Stress and young people
Most situations that produce psychological stress involve some sort of conflict between self and society. So long as we satisfy a social demand at the expense of a personal need, or vice versa, the social or personal demand for action is a psychological stress. If, for example, we stay home from work because of a personal problem, we create a new demand (for an explanation, for made-up time) at our place of work. On the other hand, If we devote too much time to the demands of work, we create new demands on the part of family. If we don’t manage our energy budgets well, we create more stress than is necessary.
The major task of psychological stress management is to find ways to balance and coordinate the demands that come from within with those that come from without. This is where a healthy sense of self and identify comes in. an integrated sense of identity… means bringing together into a working whole set of attitudes, values, and habits that can serve both self and society. The attainment of such a sense of identity is accompanied by a feeling of self-esteem, of liking and respecting oneself and being liked and respect by others.
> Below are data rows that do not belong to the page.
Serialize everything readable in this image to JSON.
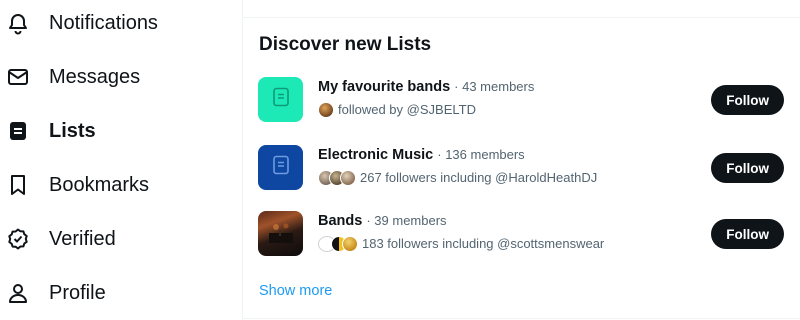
{
  "sidebar": {
    "items": [
      {
        "label": "Notifications",
        "icon": "bell-icon"
      },
      {
        "label": "Messages",
        "icon": "envelope-icon"
      },
      {
        "label": "Lists",
        "icon": "lists-icon",
        "active": true
      },
      {
        "label": "Bookmarks",
        "icon": "bookmark-icon"
      },
      {
        "label": "Verified",
        "icon": "verified-badge-icon"
      },
      {
        "label": "Profile",
        "icon": "person-icon"
      }
    ]
  },
  "discover": {
    "title": "Discover new Lists",
    "lists": [
      {
        "name": "My favourite bands",
        "members": "· 43 members",
        "subtitle": "followed by @SJBELTD",
        "follow_label": "Follow",
        "thumb_color": "#1de9b6",
        "thumb_icon": "list-doc-icon"
      },
      {
        "name": "Electronic Music",
        "members": "· 136 members",
        "subtitle": "267 followers including @HaroldHeathDJ",
        "follow_label": "Follow",
        "thumb_color": "#0d47a1",
        "thumb_icon": "list-doc-icon"
      },
      {
        "name": "Bands",
        "members": "· 39 members",
        "subtitle": "183 followers including @scottsmenswear",
        "follow_label": "Follow",
        "thumb_icon": "concert-photo"
      }
    ],
    "show_more": "Show more"
  },
  "colors": {
    "text_primary": "#0f1419",
    "text_secondary": "#536471",
    "link": "#1d9bf0",
    "button_bg": "#0f1419",
    "divider": "#eff3f4"
  }
}
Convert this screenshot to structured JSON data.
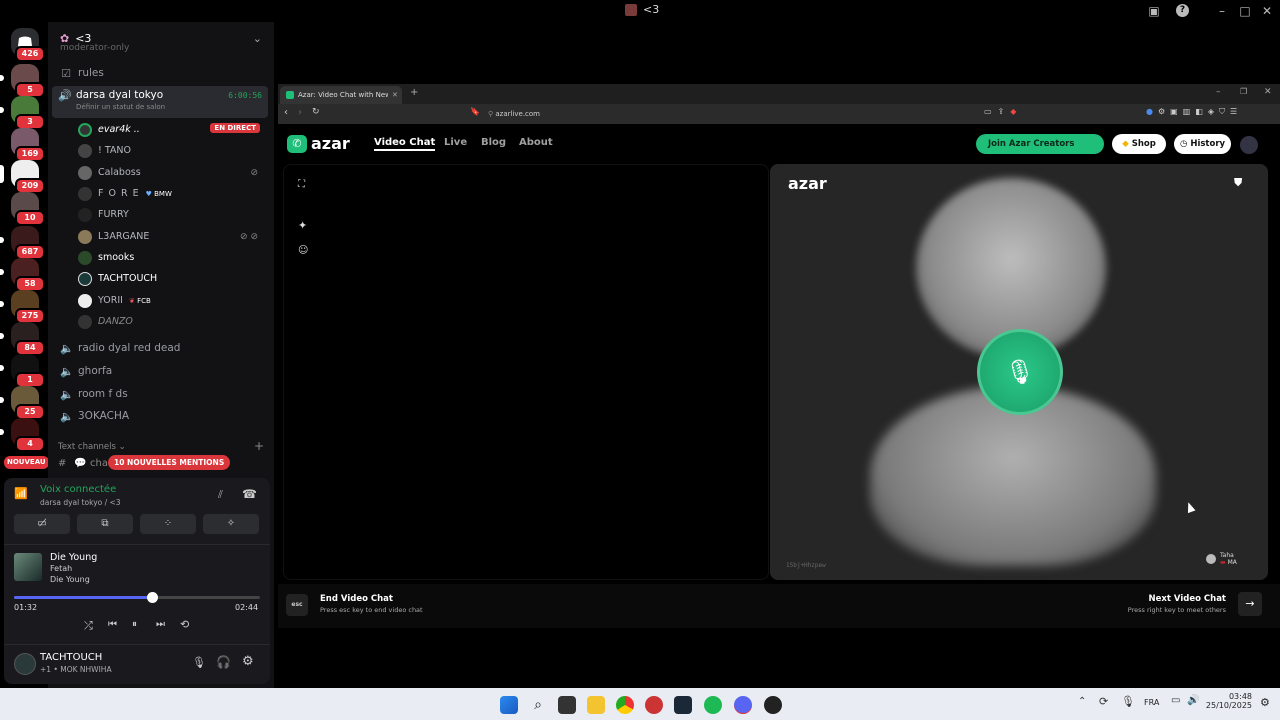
{
  "window": {
    "title": "<3"
  },
  "servers": [
    {
      "badge": "426"
    },
    {
      "badge": "5"
    },
    {
      "badge": "3"
    },
    {
      "badge": "169"
    },
    {
      "badge": "209"
    },
    {
      "badge": "10"
    },
    {
      "badge": "687"
    },
    {
      "badge": "58"
    },
    {
      "badge": "275"
    },
    {
      "badge": "84"
    },
    {
      "badge": "1"
    },
    {
      "badge": "25"
    },
    {
      "badge": "4"
    }
  ],
  "server_badges": {
    "nouveau": "NOUVEAU"
  },
  "channel_header": {
    "name": "<3"
  },
  "channels": {
    "partial": "moderator-only",
    "rules": "rules",
    "active_voice": "darsa dyal tokyo",
    "active_timer": "6:00:56",
    "active_status_placeholder": "Définir un statut de salon",
    "voice_channels": [
      "radio dyal red dead",
      "ghorfa",
      "room f ds",
      "3OKACHA"
    ],
    "text_channels_label": "Text channels",
    "chat_partial": "cha",
    "mentions_pill": "10 NOUVELLES MENTIONS"
  },
  "members": [
    {
      "name": "evar4k ..",
      "badge": "EN DIRECT"
    },
    {
      "name": "! TANO"
    },
    {
      "name": "Calaboss"
    },
    {
      "name": "F O R E",
      "tag": "BMW"
    },
    {
      "name": "FURRY"
    },
    {
      "name": "L3ARGANE"
    },
    {
      "name": "smooks"
    },
    {
      "name": "TACHTOUCH"
    },
    {
      "name": "YORII",
      "tag": "FCB"
    },
    {
      "name": "DANZO"
    }
  ],
  "voice_status": {
    "title": "Voix connectée",
    "subtitle": "darsa dyal tokyo / <3"
  },
  "player": {
    "track": "Die Young",
    "artist": "Fetah",
    "album": "Die Young",
    "elapsed": "01:32",
    "duration": "02:44",
    "progress": 0.56
  },
  "user": {
    "name": "TACHTOUCH",
    "status": "+1 • MOK NHWIHA"
  },
  "browser": {
    "tab_title": "Azar: Video Chat with New Pe",
    "url": "azarlive.com"
  },
  "azar": {
    "logo": "azar",
    "nav": [
      "Video Chat",
      "Live",
      "Blog",
      "About"
    ],
    "buttons": {
      "creators": "Join Azar Creators",
      "shop": "Shop",
      "history": "History"
    },
    "watermark": "azar",
    "peer_code": "15bj+Hhzpew",
    "peer_name": "Taha",
    "peer_tag": "MA",
    "end": {
      "key": "esc",
      "title": "End Video Chat",
      "subtitle": "Press esc key to end video chat"
    },
    "next": {
      "title": "Next Video Chat",
      "subtitle": "Press right key to meet others"
    }
  },
  "taskbar": {
    "lang": "FRA",
    "time": "03:48",
    "date": "25/10/2025"
  },
  "colors": {
    "accent_green": "#1fbf79",
    "discord_red": "#da373c",
    "voice_green": "#23a55a"
  }
}
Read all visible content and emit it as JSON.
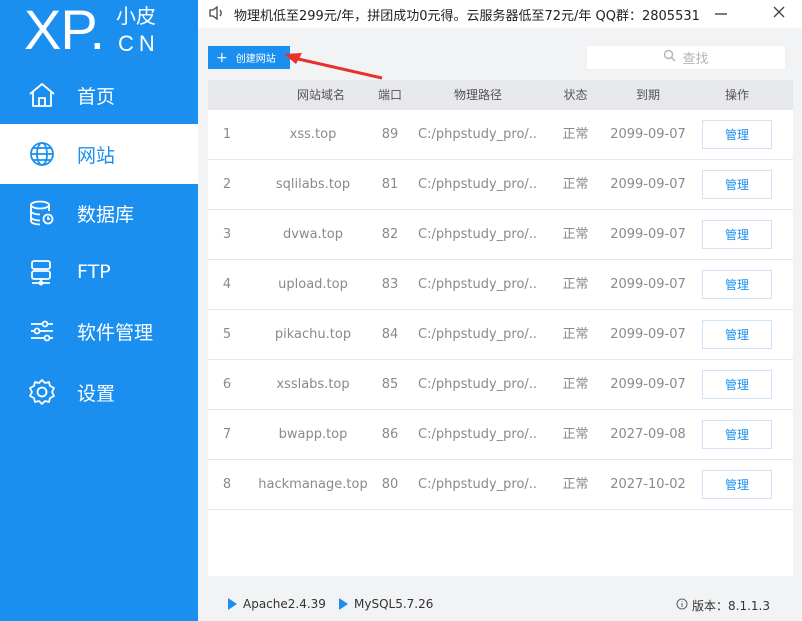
{
  "logo": {
    "brand": "XP.",
    "cn_top": "小皮",
    "cn_bottom": "CN"
  },
  "sidebar": {
    "items": [
      {
        "label": "首页",
        "icon": "home-icon"
      },
      {
        "label": "网站",
        "icon": "globe-icon",
        "active": true
      },
      {
        "label": "数据库",
        "icon": "database-icon"
      },
      {
        "label": "FTP",
        "icon": "server-icon"
      },
      {
        "label": "软件管理",
        "icon": "sliders-icon"
      },
      {
        "label": "设置",
        "icon": "gear-icon"
      }
    ]
  },
  "topbar": {
    "notice": "物理机低至299元/年，拼团成功0元得。云服务器低至72元/年  QQ群：2805531"
  },
  "toolbar": {
    "create_label": "创建网站",
    "search_placeholder": "查找"
  },
  "table": {
    "headers": [
      "网站域名",
      "端口",
      "物理路径",
      "状态",
      "到期",
      "操作"
    ],
    "rows": [
      {
        "index": "1",
        "domain": "xss.top",
        "port": "89",
        "path": "C:/phpstudy_pro/...",
        "status": "正常",
        "expire": "2099-09-07",
        "action": "管理"
      },
      {
        "index": "2",
        "domain": "sqlilabs.top",
        "port": "81",
        "path": "C:/phpstudy_pro/...",
        "status": "正常",
        "expire": "2099-09-07",
        "action": "管理"
      },
      {
        "index": "3",
        "domain": "dvwa.top",
        "port": "82",
        "path": "C:/phpstudy_pro/...",
        "status": "正常",
        "expire": "2099-09-07",
        "action": "管理"
      },
      {
        "index": "4",
        "domain": "upload.top",
        "port": "83",
        "path": "C:/phpstudy_pro/...",
        "status": "正常",
        "expire": "2099-09-07",
        "action": "管理"
      },
      {
        "index": "5",
        "domain": "pikachu.top",
        "port": "84",
        "path": "C:/phpstudy_pro/...",
        "status": "正常",
        "expire": "2099-09-07",
        "action": "管理"
      },
      {
        "index": "6",
        "domain": "xsslabs.top",
        "port": "85",
        "path": "C:/phpstudy_pro/...",
        "status": "正常",
        "expire": "2099-09-07",
        "action": "管理"
      },
      {
        "index": "7",
        "domain": "bwapp.top",
        "port": "86",
        "path": "C:/phpstudy_pro/...",
        "status": "正常",
        "expire": "2027-09-08",
        "action": "管理"
      },
      {
        "index": "8",
        "domain": "hackmanage.top",
        "port": "80",
        "path": "C:/phpstudy_pro/...",
        "status": "正常",
        "expire": "2027-10-02",
        "action": "管理"
      }
    ]
  },
  "footer": {
    "apache": "Apache2.4.39",
    "mysql": "MySQL5.7.26",
    "version": "版本：8.1.1.3"
  },
  "colors": {
    "accent": "#1a8ff0",
    "annotation": "#e8302d"
  }
}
More than anything else, the attainment of a healthy sense of identity and a feeling of self-esteem gives young people a perspective, a way of looking at themselves and others, which enables them to manage the majority of stress situation. Young people with high self-esteem look at situation from a single perspective that includes both themselves and others. They look at situations from the standpoint of what it means to their self-respect and to the respect others have for them. This integrated perspective enables them to manage the major types of stress efficiently and with a minimum expenditure of energy and personal distress.